Endgame: The arithmetic of payback

You wake up one morning and it's a different world. We all rise today to news of "justice" and of "payback."

Sports fans recognize the terms.

Part of the attraction of sports, it seems to me, and part of their abiding beauty, lies in the simplicity of their accounting. In their perfect clarity. In cause and effect. In the clean bookkeeping of right and wrong, good and bad, win and lose. Bounded on all sides by rules and by borders, by lines of moral and ethical convention, by simple arithmetic, sports are one of the few areas of human endeavor in which we argue on our own behalf. In which we try to make the case for ourselves. In which we rise to meet our better angels.

Sports are a lesson. Sports are the tally of our progress. Sports are the daily reminder of our mythologies and our symbols, of our philosophies and our ambitions and our virtues, of our limits and our failures and our hate, of our love and our devotion and of the stories we tell about ourselves.

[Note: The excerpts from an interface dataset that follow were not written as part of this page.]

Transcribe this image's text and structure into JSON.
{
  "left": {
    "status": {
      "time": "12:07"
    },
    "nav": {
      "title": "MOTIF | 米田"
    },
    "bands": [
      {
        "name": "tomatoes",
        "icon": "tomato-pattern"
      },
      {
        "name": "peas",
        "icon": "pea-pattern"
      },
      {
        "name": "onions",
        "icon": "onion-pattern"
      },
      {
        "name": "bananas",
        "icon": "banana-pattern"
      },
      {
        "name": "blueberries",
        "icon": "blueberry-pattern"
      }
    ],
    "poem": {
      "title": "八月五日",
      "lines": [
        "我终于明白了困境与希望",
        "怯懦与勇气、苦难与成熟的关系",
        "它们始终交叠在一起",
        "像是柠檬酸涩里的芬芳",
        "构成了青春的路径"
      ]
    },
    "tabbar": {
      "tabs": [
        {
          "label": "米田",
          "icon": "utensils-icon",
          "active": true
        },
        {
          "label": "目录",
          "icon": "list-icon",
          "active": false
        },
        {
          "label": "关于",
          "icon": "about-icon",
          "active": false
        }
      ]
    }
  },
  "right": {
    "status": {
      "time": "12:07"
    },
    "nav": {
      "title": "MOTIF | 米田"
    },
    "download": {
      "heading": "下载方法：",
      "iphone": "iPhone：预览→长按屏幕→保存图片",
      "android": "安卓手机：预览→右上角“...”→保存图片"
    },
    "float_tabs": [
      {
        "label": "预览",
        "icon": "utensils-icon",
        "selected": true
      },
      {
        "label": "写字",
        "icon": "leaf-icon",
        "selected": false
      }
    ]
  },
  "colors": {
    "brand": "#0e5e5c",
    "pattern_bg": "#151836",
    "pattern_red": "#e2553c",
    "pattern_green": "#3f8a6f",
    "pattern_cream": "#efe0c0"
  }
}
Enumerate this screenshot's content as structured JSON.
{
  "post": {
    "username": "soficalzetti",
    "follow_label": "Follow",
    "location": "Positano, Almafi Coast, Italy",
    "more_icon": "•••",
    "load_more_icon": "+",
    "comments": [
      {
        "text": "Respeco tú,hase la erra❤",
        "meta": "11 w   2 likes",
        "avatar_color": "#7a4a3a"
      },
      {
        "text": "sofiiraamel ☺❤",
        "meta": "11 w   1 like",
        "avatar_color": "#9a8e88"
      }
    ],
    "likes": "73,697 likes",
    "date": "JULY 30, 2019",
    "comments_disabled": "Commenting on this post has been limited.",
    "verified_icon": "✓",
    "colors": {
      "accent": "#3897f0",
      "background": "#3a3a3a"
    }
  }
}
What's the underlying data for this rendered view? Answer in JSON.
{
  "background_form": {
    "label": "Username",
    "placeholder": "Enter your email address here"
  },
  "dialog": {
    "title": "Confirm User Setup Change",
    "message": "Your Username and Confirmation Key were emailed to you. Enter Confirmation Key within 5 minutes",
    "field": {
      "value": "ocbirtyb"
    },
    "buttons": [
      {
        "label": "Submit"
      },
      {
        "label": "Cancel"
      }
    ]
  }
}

Sports are what does not change in us. And what does change. Sports are everything trivial and important in our species.

Sports fans know this.

By now, everyone everywhere has read the headlines. The news cycle will overtake that story as it does every story, fast, and in two days or three days or a week, it will feel to most of us as if this all happened a very long time ago. The wheel turns. Then turns again. And things have changed, we're told.

But sports fans know that isn't strictly true. Things are never final. Change doesn't stick. You win a game and exult, but you wake the next day to the rest of a long season. You win a championship, you raise the roof and celebrate, then wake to the uncertain reach of a distant future.

You wake up one morning and you're told it's a different world.

Sports fans don't make that mistake. Sports fans know that the world itself remains the same. We change in it. And do what little we can to keep our accounting straight.

"Payback" is easy. Payback comes out of petty cash. Payback is an elbow when the ref isn't looking; payback is a pitch up and in; payback twists your arm and steps on your hand after the whistle. Payback is short-form accounting.

But "justice"?

Justice reckons the infinite. Justice counts the cost of the universal and settles all debts. Justice doesn't truck with revenge. Better than anyone, sports fans understand that justice, true justice, lies far beyond the reach of any one of us. It is thus never ours to deliver.

Jeff MacGregor is a senior writer for ESPN.com and ESPN The Magazine. You can email him at jeff_macgregor@hotmail.com, or follow his Twitter.com feed @MacGregorESPN.